When two muckety mucks abandon the computer game industry's hottest company, could it mean game over for an important games distributor?
id software--creator of "Wolfstein 3D," "Doom," the best selling computer game of all time, and this season's "Quake," perhaps the most anticipated game ever--is hemorrhaging upper management. On Thursday, November 7, id Chief Executive Officer and self-described "biz guy" Jay Wilbur took "early retirement" at age 35. Twelve weeks earlier, id co-founder and lead designer, John Romero, known as "the ego of id," left to start his own company.
id is privately held, but that doesn't mean investors should turn the page. One popular video game firm,
GT Interactive Software (GTIS:Nasdaq)
, which has bankrolled Quake in return for publishing rights, has a lot riding on id's success.
"If this shakeup were to affect Quake sales, that would be a bad thing for GTI," says Leonard Bracken, an analyst with Oppenheimer. "Quake will be an important segment for the company, especially in their fourth quarter, probably to a tune of $10 million in revenue."
GTI has an unusually large bet on Quake. GTI's main business is buying software titles from small developers like id, then pumping those titles into its distribution pipeline. A successful Quake could further bolster its position as the dominant distributor of computer games. Already, GTI is the primary distributor of game titles to 2,000 Wal-Mart stores and nearly 700 Target stores.
But the aggressive effort to build a distribution powerhouse has been expensive.
"They blew through $50 million in cash last quarter," says Bracken. "You might call that financing for growth. But in GTI's case, they've done a fantastic job simply by outbidding their competitors on product. The advance royalties GTI was paying were just
Bracken says GTI's deal to pay id an outrageous 30% of their Quake take is par for the course. GTI needs lots of cash to make such deals. When the company revealed a relatively cash-poor position in its third quarter earnings release November 5, investors jumped ship and the stock plunged 24%, from $18 to the $13 range. In the face of such figures, GTI was forced to abort its plans for a secondary offering that would have raised badly needed cash.
GTI did not return calls for comment.
"Those cash numbers made investors suspicious about what was going on and how the company was financing their growth," says Bracken. "It also seemed that they were stuffing their distribution channels with unsold product."

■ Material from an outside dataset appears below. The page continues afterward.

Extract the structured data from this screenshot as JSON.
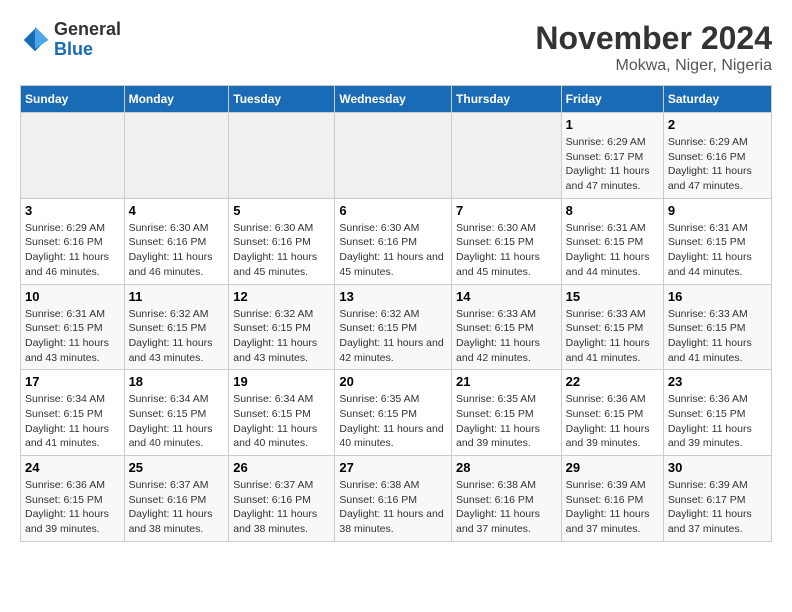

If that weren't enough, chairman of the board Joseph J. Cayre unloaded 200,000 shares of the company in the last two weeks of August, netting a cool $3.7 million. The end game with GTI, beyond the vicissitudes at id, may well be more doom and gloom.
"They need to acquire new properties," says Bracken. "If you can't bring on other developers and one is going south, well, if it isn't game over, at least it's a tilt."
by Cory Johnson